◆ **Task description**
Report each line of the data that includes the word "ffffff".

==== Dataset content

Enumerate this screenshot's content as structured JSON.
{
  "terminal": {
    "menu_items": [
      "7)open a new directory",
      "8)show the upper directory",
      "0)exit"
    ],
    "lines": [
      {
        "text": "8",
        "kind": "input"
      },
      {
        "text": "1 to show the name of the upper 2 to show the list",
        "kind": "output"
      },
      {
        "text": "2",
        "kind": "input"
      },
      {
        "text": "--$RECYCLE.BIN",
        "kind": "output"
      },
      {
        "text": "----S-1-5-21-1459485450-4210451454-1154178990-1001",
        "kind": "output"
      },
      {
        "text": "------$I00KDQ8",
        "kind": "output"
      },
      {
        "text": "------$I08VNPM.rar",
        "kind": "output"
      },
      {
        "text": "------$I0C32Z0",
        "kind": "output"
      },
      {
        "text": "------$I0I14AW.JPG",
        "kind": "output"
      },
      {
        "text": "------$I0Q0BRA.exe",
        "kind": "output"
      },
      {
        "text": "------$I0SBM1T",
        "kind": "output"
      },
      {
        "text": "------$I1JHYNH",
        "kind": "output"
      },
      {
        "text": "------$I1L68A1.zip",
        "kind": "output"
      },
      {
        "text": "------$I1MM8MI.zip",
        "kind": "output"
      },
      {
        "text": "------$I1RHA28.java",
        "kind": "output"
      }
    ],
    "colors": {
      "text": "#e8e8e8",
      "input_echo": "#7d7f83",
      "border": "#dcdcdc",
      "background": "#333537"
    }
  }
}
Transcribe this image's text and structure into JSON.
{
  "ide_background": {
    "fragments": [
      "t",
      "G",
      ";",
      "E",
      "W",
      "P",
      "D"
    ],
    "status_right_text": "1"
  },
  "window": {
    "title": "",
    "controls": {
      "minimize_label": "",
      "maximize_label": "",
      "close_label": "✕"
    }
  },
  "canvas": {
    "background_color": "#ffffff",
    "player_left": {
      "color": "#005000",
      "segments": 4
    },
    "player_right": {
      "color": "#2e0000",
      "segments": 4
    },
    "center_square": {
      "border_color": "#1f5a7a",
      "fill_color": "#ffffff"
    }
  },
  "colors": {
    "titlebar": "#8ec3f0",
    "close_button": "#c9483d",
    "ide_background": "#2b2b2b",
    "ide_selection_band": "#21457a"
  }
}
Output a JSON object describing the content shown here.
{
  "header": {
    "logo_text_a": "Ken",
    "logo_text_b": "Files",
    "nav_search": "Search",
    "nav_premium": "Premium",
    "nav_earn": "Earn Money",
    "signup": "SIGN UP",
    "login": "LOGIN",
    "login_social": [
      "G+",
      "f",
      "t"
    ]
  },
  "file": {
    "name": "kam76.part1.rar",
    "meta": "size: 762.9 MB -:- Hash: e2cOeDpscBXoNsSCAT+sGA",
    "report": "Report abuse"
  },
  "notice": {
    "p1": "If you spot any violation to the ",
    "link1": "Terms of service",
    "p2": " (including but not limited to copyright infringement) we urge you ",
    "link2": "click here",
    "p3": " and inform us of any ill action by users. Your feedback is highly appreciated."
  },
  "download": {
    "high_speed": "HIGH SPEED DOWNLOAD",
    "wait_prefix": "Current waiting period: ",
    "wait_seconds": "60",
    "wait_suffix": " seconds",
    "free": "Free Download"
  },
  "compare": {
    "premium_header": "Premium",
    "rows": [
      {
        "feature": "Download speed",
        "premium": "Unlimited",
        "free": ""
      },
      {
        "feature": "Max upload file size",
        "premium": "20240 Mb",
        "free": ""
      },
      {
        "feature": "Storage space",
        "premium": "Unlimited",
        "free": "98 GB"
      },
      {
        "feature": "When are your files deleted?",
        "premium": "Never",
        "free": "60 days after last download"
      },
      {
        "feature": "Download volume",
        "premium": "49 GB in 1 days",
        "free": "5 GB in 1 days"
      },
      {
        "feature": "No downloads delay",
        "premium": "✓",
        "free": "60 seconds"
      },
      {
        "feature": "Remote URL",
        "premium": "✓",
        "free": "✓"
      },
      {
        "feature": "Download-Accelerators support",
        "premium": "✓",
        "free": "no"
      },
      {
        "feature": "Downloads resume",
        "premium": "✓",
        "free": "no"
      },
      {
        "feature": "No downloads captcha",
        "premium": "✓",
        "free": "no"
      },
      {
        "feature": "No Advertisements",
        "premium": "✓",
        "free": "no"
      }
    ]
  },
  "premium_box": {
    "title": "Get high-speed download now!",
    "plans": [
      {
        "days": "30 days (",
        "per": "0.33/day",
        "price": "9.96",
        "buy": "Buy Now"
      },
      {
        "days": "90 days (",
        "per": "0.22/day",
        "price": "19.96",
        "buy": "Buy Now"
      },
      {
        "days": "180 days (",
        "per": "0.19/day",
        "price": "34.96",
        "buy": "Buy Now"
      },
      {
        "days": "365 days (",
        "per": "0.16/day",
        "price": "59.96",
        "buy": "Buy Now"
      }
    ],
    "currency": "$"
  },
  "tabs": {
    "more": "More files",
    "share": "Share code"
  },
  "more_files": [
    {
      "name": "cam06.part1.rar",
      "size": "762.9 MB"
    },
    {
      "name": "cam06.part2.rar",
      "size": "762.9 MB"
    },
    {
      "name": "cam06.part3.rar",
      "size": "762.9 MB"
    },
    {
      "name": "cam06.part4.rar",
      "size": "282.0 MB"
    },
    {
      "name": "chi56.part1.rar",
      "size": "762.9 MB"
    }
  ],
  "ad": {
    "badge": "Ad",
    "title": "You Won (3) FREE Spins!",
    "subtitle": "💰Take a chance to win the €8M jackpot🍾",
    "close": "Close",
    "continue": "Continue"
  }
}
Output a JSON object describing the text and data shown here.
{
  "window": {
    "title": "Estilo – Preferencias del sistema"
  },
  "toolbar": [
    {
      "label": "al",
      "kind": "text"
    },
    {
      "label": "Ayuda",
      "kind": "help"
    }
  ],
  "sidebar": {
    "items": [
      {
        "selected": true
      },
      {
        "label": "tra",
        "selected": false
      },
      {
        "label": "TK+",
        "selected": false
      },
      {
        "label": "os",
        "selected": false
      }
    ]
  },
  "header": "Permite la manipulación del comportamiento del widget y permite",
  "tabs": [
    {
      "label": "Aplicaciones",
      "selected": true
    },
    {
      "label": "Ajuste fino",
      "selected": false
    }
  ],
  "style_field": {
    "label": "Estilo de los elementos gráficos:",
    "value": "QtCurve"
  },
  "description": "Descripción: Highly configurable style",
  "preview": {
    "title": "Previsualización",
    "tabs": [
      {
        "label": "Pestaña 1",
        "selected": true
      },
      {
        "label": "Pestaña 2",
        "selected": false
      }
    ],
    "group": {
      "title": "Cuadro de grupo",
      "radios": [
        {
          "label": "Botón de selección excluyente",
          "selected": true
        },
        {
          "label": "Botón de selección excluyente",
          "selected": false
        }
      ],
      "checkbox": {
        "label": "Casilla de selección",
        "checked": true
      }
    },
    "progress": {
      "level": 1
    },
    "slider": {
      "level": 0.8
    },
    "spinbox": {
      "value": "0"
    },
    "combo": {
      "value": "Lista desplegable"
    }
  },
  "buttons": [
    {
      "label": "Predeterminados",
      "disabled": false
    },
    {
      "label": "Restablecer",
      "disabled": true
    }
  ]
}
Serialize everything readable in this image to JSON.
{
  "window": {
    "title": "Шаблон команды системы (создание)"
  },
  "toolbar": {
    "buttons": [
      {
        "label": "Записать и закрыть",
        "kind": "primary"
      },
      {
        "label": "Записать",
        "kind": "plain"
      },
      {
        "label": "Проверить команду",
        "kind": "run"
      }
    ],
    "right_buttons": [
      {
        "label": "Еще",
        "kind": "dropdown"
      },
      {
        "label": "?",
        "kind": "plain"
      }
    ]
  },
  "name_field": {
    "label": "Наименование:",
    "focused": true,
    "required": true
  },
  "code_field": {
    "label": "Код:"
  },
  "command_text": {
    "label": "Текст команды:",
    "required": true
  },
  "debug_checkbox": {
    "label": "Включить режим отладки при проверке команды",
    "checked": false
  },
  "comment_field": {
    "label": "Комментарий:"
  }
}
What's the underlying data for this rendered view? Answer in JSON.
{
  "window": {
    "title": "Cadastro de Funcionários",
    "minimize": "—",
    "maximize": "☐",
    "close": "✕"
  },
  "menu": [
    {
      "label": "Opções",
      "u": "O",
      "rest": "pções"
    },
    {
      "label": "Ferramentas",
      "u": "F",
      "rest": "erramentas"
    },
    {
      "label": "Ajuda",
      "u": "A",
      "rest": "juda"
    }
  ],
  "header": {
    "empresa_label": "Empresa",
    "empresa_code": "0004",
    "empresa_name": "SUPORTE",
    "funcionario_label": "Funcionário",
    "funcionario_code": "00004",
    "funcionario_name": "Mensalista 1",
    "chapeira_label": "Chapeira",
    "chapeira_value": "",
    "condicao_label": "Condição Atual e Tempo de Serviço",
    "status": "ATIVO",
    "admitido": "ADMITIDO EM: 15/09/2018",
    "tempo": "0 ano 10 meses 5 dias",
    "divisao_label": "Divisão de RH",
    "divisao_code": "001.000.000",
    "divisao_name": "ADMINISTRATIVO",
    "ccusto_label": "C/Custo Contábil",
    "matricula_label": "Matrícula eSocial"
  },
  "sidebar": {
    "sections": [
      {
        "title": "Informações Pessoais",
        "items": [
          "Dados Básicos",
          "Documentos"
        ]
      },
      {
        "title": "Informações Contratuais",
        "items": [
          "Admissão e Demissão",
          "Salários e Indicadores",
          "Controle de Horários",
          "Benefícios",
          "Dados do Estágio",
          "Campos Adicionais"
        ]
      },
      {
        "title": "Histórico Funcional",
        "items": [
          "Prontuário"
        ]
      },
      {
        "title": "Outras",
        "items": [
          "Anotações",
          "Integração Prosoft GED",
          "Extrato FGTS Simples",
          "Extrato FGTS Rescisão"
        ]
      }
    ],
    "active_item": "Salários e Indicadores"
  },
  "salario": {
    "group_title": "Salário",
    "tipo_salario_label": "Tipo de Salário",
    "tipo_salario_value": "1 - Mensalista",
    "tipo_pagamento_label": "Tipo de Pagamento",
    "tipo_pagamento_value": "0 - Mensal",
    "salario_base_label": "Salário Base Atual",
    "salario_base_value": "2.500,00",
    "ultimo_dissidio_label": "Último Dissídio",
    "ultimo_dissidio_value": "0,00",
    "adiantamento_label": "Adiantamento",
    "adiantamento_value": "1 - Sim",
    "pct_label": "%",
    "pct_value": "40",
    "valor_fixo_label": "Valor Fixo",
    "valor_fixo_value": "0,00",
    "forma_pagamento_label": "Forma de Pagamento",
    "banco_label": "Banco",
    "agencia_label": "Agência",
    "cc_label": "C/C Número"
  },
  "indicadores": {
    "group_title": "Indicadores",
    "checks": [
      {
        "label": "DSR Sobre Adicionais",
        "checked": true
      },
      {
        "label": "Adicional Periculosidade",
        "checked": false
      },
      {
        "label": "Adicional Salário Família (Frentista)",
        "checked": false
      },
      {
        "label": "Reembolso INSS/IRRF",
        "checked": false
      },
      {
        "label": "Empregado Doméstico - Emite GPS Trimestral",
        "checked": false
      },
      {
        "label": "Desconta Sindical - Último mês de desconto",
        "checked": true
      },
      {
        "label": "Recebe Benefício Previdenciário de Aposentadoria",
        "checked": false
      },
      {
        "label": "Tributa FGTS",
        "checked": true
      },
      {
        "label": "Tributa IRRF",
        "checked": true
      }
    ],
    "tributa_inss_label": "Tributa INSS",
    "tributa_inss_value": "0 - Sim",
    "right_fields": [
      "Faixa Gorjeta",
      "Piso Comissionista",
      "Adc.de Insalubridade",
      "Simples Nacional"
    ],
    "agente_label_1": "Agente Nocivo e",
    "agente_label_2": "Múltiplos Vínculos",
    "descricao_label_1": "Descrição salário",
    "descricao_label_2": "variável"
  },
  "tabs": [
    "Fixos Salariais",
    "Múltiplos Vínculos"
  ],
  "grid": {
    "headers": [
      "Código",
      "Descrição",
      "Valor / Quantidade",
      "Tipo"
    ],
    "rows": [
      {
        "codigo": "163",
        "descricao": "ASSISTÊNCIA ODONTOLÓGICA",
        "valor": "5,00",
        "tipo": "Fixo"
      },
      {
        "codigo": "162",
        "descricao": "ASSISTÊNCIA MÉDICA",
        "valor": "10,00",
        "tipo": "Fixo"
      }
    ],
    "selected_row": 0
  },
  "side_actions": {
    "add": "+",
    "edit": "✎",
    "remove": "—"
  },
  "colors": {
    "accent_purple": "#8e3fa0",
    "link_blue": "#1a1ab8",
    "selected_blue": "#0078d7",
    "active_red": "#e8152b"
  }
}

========

◆ **Solution**
    "background_color": "#ffffff",
      "fill_color": "#ffffff"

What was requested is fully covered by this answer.